EXERCISE INPUT:
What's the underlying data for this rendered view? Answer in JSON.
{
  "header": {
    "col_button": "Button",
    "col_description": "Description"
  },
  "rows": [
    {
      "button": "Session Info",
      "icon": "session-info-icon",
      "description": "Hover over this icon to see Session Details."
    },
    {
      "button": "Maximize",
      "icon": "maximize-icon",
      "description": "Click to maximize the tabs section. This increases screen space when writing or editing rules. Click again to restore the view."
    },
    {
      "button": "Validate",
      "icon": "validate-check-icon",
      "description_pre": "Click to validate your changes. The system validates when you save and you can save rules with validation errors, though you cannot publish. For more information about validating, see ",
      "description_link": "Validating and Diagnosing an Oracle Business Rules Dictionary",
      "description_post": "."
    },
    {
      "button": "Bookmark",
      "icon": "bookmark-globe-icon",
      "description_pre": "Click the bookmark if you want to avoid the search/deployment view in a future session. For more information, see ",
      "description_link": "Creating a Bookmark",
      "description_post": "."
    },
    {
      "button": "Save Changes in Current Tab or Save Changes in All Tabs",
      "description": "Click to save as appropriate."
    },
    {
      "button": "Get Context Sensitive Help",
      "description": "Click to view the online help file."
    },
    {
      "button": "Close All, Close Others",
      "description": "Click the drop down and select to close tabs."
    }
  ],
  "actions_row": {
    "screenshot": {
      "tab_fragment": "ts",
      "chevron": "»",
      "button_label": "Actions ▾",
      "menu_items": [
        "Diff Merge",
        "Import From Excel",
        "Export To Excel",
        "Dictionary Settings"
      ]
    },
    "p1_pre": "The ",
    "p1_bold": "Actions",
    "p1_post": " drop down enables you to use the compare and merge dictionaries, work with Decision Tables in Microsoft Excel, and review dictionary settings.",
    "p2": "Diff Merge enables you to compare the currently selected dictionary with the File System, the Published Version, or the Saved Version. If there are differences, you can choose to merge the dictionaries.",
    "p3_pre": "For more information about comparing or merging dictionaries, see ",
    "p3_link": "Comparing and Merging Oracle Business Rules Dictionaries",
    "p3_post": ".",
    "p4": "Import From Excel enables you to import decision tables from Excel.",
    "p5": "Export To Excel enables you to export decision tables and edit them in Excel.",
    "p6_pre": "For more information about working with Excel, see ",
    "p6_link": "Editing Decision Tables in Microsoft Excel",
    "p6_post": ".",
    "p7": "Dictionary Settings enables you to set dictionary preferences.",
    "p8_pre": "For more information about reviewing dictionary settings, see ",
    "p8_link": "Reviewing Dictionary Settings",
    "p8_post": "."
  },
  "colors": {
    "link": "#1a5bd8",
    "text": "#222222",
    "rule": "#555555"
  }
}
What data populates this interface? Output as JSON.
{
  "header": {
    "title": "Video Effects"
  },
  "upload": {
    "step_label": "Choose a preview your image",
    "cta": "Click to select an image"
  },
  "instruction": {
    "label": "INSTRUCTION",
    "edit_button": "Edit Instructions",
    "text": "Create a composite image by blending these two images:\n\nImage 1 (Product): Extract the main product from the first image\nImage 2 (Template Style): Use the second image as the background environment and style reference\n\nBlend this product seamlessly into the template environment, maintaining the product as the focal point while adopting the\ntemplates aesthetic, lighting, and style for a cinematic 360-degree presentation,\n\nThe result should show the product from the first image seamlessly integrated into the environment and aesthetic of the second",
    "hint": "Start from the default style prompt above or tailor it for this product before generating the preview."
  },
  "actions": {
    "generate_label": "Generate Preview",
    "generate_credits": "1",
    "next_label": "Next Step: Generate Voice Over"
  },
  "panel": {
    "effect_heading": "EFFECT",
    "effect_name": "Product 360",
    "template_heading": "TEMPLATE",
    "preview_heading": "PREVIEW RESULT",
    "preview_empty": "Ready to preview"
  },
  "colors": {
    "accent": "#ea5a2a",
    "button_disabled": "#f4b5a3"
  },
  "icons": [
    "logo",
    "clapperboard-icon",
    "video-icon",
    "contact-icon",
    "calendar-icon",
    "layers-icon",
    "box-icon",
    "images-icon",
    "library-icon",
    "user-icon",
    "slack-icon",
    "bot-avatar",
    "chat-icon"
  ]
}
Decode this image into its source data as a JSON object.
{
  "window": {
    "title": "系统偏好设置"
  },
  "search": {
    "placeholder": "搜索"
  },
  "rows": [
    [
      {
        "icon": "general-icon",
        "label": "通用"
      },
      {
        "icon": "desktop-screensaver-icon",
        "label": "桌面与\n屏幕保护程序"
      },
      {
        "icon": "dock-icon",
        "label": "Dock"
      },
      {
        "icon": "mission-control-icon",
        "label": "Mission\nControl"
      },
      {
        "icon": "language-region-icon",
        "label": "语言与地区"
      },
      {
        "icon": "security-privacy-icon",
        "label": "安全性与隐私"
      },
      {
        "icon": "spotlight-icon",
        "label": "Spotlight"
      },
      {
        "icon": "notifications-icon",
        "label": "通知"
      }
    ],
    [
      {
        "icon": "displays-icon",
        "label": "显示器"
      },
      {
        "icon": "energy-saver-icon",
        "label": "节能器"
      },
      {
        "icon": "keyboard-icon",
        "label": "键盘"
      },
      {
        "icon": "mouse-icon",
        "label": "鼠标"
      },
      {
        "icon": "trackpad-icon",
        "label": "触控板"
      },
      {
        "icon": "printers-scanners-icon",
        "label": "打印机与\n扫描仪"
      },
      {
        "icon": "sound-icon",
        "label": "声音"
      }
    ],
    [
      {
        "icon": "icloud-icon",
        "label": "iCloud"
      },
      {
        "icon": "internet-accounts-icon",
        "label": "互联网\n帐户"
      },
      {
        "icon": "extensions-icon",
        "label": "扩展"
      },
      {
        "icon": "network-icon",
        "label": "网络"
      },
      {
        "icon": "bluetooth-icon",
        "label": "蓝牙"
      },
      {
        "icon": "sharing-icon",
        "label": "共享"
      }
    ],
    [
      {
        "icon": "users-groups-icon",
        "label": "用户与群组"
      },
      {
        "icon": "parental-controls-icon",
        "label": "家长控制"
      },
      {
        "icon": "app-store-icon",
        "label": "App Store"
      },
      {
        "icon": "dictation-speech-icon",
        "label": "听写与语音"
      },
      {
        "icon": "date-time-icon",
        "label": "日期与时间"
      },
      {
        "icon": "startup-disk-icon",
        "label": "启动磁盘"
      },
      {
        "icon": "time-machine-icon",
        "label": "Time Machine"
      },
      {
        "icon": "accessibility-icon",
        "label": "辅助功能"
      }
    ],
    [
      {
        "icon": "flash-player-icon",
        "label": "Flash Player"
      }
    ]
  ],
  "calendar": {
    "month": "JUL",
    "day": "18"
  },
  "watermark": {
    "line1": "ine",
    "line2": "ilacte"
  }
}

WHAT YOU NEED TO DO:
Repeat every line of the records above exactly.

OUTPUT OF THE EXERCISE:
What's the underlying data for this rendered view? Answer in JSON.
{
  "header": {
    "col_button": "Button",
    "col_description": "Description"
  },
  "rows": [
    {
      "button": "Session Info",
      "icon": "session-info-icon",
      "description": "Hover over this icon to see Session Details."
    },
    {
      "button": "Maximize",
      "icon": "maximize-icon",
      "description": "Click to maximize the tabs section. This increases screen space when writing or editing rules. Click again to restore the view."
    },
    {
      "button": "Validate",
      "icon": "validate-check-icon",
      "description_pre": "Click to validate your changes. The system validates when you save and you can save rules with validation errors, though you cannot publish. For more information about validating, see ",
      "description_link": "Validating and Diagnosing an Oracle Business Rules Dictionary",
      "description_post": "."
    },
    {
      "button": "Bookmark",
      "icon": "bookmark-globe-icon",
      "description_pre": "Click the bookmark if you want to avoid the search/deployment view in a future session. For more information, see ",
      "description_link": "Creating a Bookmark",
      "description_post": "."
    },
    {
      "button": "Save Changes in Current Tab or Save Changes in All Tabs",
      "description": "Click to save as appropriate."
    },
    {
      "button": "Get Context Sensitive Help",
      "description": "Click to view the online help file."
    },
    {
      "button": "Close All, Close Others",
      "description": "Click the drop down and select to close tabs."
    }
  ],
  "actions_row": {
    "screenshot": {
      "tab_fragment": "ts",
      "chevron": "»",
      "button_label": "Actions ▾",
      "menu_items": [
        "Diff Merge",
        "Import From Excel",
        "Export To Excel",
        "Dictionary Settings"
      ]
    },
    "p1_pre": "The ",
    "p1_bold": "Actions",
    "p1_post": " drop down enables you to use the compare and merge dictionaries, work with Decision Tables in Microsoft Excel, and review dictionary settings.",
    "p2": "Diff Merge enables you to compare the currently selected dictionary with the File System, the Published Version, or the Saved Version. If there are differences, you can choose to merge the dictionaries.",
    "p3_pre": "For more information about comparing or merging dictionaries, see ",
    "p3_link": "Comparing and Merging Oracle Business Rules Dictionaries",
    "p3_post": ".",
    "p4": "Import From Excel enables you to import decision tables from Excel.",
    "p5": "Export To Excel enables you to export decision tables and edit them in Excel.",
    "p6_pre": "For more information about working with Excel, see ",
    "p6_link": "Editing Decision Tables in Microsoft Excel",
    "p6_post": ".",
    "p7": "Dictionary Settings enables you to set dictionary preferences.",
    "p8_pre": "For more information about reviewing dictionary settings, see ",
    "p8_link": "Reviewing Dictionary Settings",
    "p8_post": "."
  },
  "colors": {
    "link": "#1a5bd8",
    "text": "#222222",
    "rule": "#555555"
  }
}
What data populates this interface? Output as JSON.
{
  "header": {
    "title": "Video Effects"
  },
  "upload": {
    "step_label": "Choose a preview your image",
    "cta": "Click to select an image"
  },
  "instruction": {
    "label": "INSTRUCTION",
    "edit_button": "Edit Instructions",
    "text": "Create a composite image by blending these two images:\n\nImage 1 (Product): Extract the main product from the first image\nImage 2 (Template Style): Use the second image as the background environment and style reference\n\nBlend this product seamlessly into the template environment, maintaining the product as the focal point while adopting the\ntemplates aesthetic, lighting, and style for a cinematic 360-degree presentation,\n\nThe result should show the product from the first image seamlessly integrated into the environment and aesthetic of the second",
    "hint": "Start from the default style prompt above or tailor it for this product before generating the preview."
  },
  "actions": {
    "generate_label": "Generate Preview",
    "generate_credits": "1",
    "next_label": "Next Step: Generate Voice Over"
  },
  "panel": {
    "effect_heading": "EFFECT",
    "effect_name": "Product 360",
    "template_heading": "TEMPLATE",
    "preview_heading": "PREVIEW RESULT",
    "preview_empty": "Ready to preview"
  },
  "colors": {
    "accent": "#ea5a2a",
    "button_disabled": "#f4b5a3"
  },
  "icons": [
    "logo",
    "clapperboard-icon",
    "video-icon",
    "contact-icon",
    "calendar-icon",
    "layers-icon",
    "box-icon",
    "images-icon",
    "library-icon",
    "user-icon",
    "slack-icon",
    "bot-avatar",
    "chat-icon"
  ]
}
Decode this image into its source data as a JSON object.
{
  "window": {
    "title": "系统偏好设置"
  },
  "search": {
    "placeholder": "搜索"
  },
  "rows": [
    [
      {
        "icon": "general-icon",
        "label": "通用"
      },
      {
        "icon": "desktop-screensaver-icon",
        "label": "桌面与\n屏幕保护程序"
      },
      {
        "icon": "dock-icon",
        "label": "Dock"
      },
      {
        "icon": "mission-control-icon",
        "label": "Mission\nControl"
      },
      {
        "icon": "language-region-icon",
        "label": "语言与地区"
      },
      {
        "icon": "security-privacy-icon",
        "label": "安全性与隐私"
      },
      {
        "icon": "spotlight-icon",
        "label": "Spotlight"
      },
      {
        "icon": "notifications-icon",
        "label": "通知"
      }
    ],
    [
      {
        "icon": "displays-icon",
        "label": "显示器"
      },
      {
        "icon": "energy-saver-icon",
        "label": "节能器"
      },
      {
        "icon": "keyboard-icon",
        "label": "键盘"
      },
      {
        "icon": "mouse-icon",
        "label": "鼠标"
      },
      {
        "icon": "trackpad-icon",
        "label": "触控板"
      },
      {
        "icon": "printers-scanners-icon",
        "label": "打印机与\n扫描仪"
      },
      {
        "icon": "sound-icon",
        "label": "声音"
      }
    ],
    [
      {
        "icon": "icloud-icon",
        "label": "iCloud"
      },
      {
        "icon": "internet-accounts-icon",
        "label": "互联网\n帐户"
      },
      {
        "icon": "extensions-icon",
        "label": "扩展"
      },
      {
        "icon": "network-icon",
        "label": "网络"
      },
      {
        "icon": "bluetooth-icon",
        "label": "蓝牙"
      },
      {
        "icon": "sharing-icon",
        "label": "共享"
      }
    ],
    [
      {
        "icon": "users-groups-icon",
        "label": "用户与群组"
      },
      {
        "icon": "parental-controls-icon",
        "label": "家长控制"
      },
      {
        "icon": "app-store-icon",
        "label": "App Store"
      },
      {
        "icon": "dictation-speech-icon",
        "label": "听写与语音"
      },
      {
        "icon": "date-time-icon",
        "label": "日期与时间"
      },
      {
        "icon": "startup-disk-icon",
        "label": "启动磁盘"
      },
      {
        "icon": "time-machine-icon",
        "label": "Time Machine"
      },
      {
        "icon": "accessibility-icon",
        "label": "辅助功能"
      }
    ],
    [
      {
        "icon": "flash-player-icon",
        "label": "Flash Player"
      }
    ]
  ],
  "calendar": {
    "month": "JUL",
    "day": "18"
  },
  "watermark": {
    "line1": "ine",
    "line2": "ilacte"
  }
}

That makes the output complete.